Repeat the entries exactly. Leave nothing out.

....................

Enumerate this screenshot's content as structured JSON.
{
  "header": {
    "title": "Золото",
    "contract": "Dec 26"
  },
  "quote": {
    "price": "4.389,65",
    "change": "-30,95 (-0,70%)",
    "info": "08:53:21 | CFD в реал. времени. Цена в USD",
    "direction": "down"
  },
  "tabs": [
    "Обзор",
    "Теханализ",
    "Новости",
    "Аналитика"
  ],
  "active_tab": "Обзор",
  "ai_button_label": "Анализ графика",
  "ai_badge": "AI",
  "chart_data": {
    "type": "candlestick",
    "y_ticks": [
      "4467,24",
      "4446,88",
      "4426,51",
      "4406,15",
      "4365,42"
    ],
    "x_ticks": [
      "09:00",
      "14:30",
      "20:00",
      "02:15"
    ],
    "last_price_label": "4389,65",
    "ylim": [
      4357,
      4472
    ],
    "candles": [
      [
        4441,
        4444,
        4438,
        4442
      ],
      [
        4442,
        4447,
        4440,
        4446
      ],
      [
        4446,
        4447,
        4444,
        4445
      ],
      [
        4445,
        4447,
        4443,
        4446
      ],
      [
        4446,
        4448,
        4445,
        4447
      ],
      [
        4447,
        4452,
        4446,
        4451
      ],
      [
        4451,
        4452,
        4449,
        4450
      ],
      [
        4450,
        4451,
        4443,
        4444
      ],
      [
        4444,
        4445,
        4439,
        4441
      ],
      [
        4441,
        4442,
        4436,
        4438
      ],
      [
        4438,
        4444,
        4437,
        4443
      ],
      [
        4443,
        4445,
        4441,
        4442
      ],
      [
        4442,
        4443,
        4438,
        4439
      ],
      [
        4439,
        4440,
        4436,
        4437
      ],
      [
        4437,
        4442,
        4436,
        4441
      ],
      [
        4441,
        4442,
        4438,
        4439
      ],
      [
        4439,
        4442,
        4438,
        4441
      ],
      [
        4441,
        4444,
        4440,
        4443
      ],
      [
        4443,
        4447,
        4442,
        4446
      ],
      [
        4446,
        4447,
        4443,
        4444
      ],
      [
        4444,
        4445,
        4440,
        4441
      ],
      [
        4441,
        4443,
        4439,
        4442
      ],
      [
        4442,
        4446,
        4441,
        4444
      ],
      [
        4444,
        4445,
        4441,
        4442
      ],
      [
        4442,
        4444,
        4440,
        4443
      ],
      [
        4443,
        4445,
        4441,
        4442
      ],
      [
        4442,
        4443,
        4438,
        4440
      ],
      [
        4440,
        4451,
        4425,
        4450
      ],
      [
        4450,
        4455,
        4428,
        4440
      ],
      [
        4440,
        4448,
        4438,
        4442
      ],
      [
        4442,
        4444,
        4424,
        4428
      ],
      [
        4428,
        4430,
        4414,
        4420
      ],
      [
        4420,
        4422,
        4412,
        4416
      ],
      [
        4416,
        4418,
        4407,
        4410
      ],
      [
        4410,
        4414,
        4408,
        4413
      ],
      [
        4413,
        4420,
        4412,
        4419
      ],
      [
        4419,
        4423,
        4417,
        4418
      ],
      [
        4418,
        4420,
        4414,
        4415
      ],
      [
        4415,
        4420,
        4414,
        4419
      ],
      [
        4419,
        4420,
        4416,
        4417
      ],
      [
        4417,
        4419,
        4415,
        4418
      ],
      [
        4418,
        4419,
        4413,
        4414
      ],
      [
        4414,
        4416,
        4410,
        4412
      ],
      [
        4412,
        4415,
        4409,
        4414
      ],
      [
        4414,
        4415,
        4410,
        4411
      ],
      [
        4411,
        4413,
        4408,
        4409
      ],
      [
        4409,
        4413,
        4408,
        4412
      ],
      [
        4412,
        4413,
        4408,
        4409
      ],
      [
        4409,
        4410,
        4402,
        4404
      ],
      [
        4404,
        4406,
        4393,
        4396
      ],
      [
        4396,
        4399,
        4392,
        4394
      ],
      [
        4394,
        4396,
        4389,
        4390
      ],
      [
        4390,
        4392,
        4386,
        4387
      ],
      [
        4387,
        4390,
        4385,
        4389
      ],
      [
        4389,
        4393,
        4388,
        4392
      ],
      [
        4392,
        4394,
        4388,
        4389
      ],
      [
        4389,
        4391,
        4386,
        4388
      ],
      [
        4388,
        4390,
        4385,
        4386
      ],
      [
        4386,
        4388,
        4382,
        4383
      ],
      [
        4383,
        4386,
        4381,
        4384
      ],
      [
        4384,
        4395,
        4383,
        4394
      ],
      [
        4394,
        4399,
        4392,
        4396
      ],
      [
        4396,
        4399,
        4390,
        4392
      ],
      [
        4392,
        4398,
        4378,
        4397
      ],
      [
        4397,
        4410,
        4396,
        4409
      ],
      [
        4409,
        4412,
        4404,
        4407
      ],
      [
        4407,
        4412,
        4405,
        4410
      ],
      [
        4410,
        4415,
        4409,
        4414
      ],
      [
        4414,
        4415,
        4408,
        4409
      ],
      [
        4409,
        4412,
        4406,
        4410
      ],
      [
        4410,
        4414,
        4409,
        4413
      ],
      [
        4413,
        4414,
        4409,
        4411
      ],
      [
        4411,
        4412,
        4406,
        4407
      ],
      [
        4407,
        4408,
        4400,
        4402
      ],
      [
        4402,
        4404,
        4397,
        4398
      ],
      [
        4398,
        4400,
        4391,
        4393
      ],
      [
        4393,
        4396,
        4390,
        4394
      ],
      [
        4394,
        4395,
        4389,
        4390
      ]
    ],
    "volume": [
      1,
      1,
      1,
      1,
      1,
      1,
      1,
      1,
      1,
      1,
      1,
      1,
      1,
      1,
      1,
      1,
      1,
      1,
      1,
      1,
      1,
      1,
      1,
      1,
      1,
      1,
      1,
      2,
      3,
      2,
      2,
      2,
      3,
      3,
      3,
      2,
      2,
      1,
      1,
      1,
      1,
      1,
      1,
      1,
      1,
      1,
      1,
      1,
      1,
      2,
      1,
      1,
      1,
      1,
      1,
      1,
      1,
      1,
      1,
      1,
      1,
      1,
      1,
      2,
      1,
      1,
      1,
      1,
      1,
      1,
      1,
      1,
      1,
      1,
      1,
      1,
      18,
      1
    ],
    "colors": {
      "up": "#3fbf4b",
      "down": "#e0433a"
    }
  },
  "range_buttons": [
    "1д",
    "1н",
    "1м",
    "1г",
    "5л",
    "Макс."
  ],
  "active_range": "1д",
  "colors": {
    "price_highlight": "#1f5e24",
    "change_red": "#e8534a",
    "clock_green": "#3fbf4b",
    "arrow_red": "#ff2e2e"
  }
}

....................

_Response for this exercise_.
Enumerate this screenshot's content as structured JSON.
{
  "header": {
    "title": "Золото",
    "contract": "Dec 26"
  },
  "quote": {
    "price": "4.389,65",
    "change": "-30,95 (-0,70%)",
    "info": "08:53:21 | CFD в реал. времени. Цена в USD",
    "direction": "down"
  },
  "tabs": [
    "Обзор",
    "Теханализ",
    "Новости",
    "Аналитика"
  ],
  "active_tab": "Обзор",
  "ai_button_label": "Анализ графика",
  "ai_badge": "AI",
  "chart_data": {
    "type": "candlestick",
    "y_ticks": [
      "4467,24",
      "4446,88",
      "4426,51",
      "4406,15",
      "4365,42"
    ],
    "x_ticks": [
      "09:00",
      "14:30",
      "20:00",
      "02:15"
    ],
    "last_price_label": "4389,65",
    "ylim": [
      4357,
      4472
    ],
    "candles": [
      [
        4441,
        4444,
        4438,
        4442
      ],
      [
        4442,
        4447,
        4440,
        4446
      ],
      [
        4446,
        4447,
        4444,
        4445
      ],
      [
        4445,
        4447,
        4443,
        4446
      ],
      [
        4446,
        4448,
        4445,
        4447
      ],
      [
        4447,
        4452,
        4446,
        4451
      ],
      [
        4451,
        4452,
        4449,
        4450
      ],
      [
        4450,
        4451,
        4443,
        4444
      ],
      [
        4444,
        4445,
        4439,
        4441
      ],
      [
        4441,
        4442,
        4436,
        4438
      ],
      [
        4438,
        4444,
        4437,
        4443
      ],
      [
        4443,
        4445,
        4441,
        4442
      ],
      [
        4442,
        4443,
        4438,
        4439
      ],
      [
        4439,
        4440,
        4436,
        4437
      ],
      [
        4437,
        4442,
        4436,
        4441
      ],
      [
        4441,
        4442,
        4438,
        4439
      ],
      [
        4439,
        4442,
        4438,
        4441
      ],
      [
        4441,
        4444,
        4440,
        4443
      ],
      [
        4443,
        4447,
        4442,
        4446
      ],
      [
        4446,
        4447,
        4443,
        4444
      ],
      [
        4444,
        4445,
        4440,
        4441
      ],
      [
        4441,
        4443,
        4439,
        4442
      ],
      [
        4442,
        4446,
        4441,
        4444
      ],
      [
        4444,
        4445,
        4441,
        4442
      ],
      [
        4442,
        4444,
        4440,
        4443
      ],
      [
        4443,
        4445,
        4441,
        4442
      ],
      [
        4442,
        4443,
        4438,
        4440
      ],
      [
        4440,
        4451,
        4425,
        4450
      ],
      [
        4450,
        4455,
        4428,
        4440
      ],
      [
        4440,
        4448,
        4438,
        4442
      ],
      [
        4442,
        4444,
        4424,
        4428
      ],
      [
        4428,
        4430,
        4414,
        4420
      ],
      [
        4420,
        4422,
        4412,
        4416
      ],
      [
        4416,
        4418,
        4407,
        4410
      ],
      [
        4410,
        4414,
        4408,
        4413
      ],
      [
        4413,
        4420,
        4412,
        4419
      ],
      [
        4419,
        4423,
        4417,
        4418
      ],
      [
        4418,
        4420,
        4414,
        4415
      ],
      [
        4415,
        4420,
        4414,
        4419
      ],
      [
        4419,
        4420,
        4416,
        4417
      ],
      [
        4417,
        4419,
        4415,
        4418
      ],
      [
        4418,
        4419,
        4413,
        4414
      ],
      [
        4414,
        4416,
        4410,
        4412
      ],
      [
        4412,
        4415,
        4409,
        4414
      ],
      [
        4414,
        4415,
        4410,
        4411
      ],
      [
        4411,
        4413,
        4408,
        4409
      ],
      [
        4409,
        4413,
        4408,
        4412
      ],
      [
        4412,
        4413,
        4408,
        4409
      ],
      [
        4409,
        4410,
        4402,
        4404
      ],
      [
        4404,
        4406,
        4393,
        4396
      ],
      [
        4396,
        4399,
        4392,
        4394
      ],
      [
        4394,
        4396,
        4389,
        4390
      ],
      [
        4390,
        4392,
        4386,
        4387
      ],
      [
        4387,
        4390,
        4385,
        4389
      ],
      [
        4389,
        4393,
        4388,
        4392
      ],
      [
        4392,
        4394,
        4388,
        4389
      ],
      [
        4389,
        4391,
        4386,
        4388
      ],
      [
        4388,
        4390,
        4385,
        4386
      ],
      [
        4386,
        4388,
        4382,
        4383
      ],
      [
        4383,
        4386,
        4381,
        4384
      ],
      [
        4384,
        4395,
        4383,
        4394
      ],
      [
        4394,
        4399,
        4392,
        4396
      ],
      [
        4396,
        4399,
        4390,
        4392
      ],
      [
        4392,
        4398,
        4378,
        4397
      ],
      [
        4397,
        4410,
        4396,
        4409
      ],
      [
        4409,
        4412,
        4404,
        4407
      ],
      [
        4407,
        4412,
        4405,
        4410
      ],
      [
        4410,
        4415,
        4409,
        4414
      ],
      [
        4414,
        4415,
        4408,
        4409
      ],
      [
        4409,
        4412,
        4406,
        4410
      ],
      [
        4410,
        4414,
        4409,
        4413
      ],
      [
        4413,
        4414,
        4409,
        4411
      ],
      [
        4411,
        4412,
        4406,
        4407
      ],
      [
        4407,
        4408,
        4400,
        4402
      ],
      [
        4402,
        4404,
        4397,
        4398
      ],
      [
        4398,
        4400,
        4391,
        4393
      ],
      [
        4393,
        4396,
        4390,
        4394
      ],
      [
        4394,
        4395,
        4389,
        4390
      ]
    ],
    "volume": [
      1,
      1,
      1,
      1,
      1,
      1,
      1,
      1,
      1,
      1,
      1,
      1,
      1,
      1,
      1,
      1,
      1,
      1,
      1,
      1,
      1,
      1,
      1,
      1,
      1,
      1,
      1,
      2,
      3,
      2,
      2,
      2,
      3,
      3,
      3,
      2,
      2,
      1,
      1,
      1,
      1,
      1,
      1,
      1,
      1,
      1,
      1,
      1,
      1,
      2,
      1,
      1,
      1,
      1,
      1,
      1,
      1,
      1,
      1,
      1,
      1,
      1,
      1,
      2,
      1,
      1,
      1,
      1,
      1,
      1,
      1,
      1,
      1,
      1,
      1,
      1,
      18,
      1
    ],
    "colors": {
      "up": "#3fbf4b",
      "down": "#e0433a"
    }
  },
  "range_buttons": [
    "1д",
    "1н",
    "1м",
    "1г",
    "5л",
    "Макс."
  ],
  "active_range": "1д",
  "colors": {
    "price_highlight": "#1f5e24",
    "change_red": "#e8534a",
    "clock_green": "#3fbf4b",
    "arrow_red": "#ff2e2e"
  }
}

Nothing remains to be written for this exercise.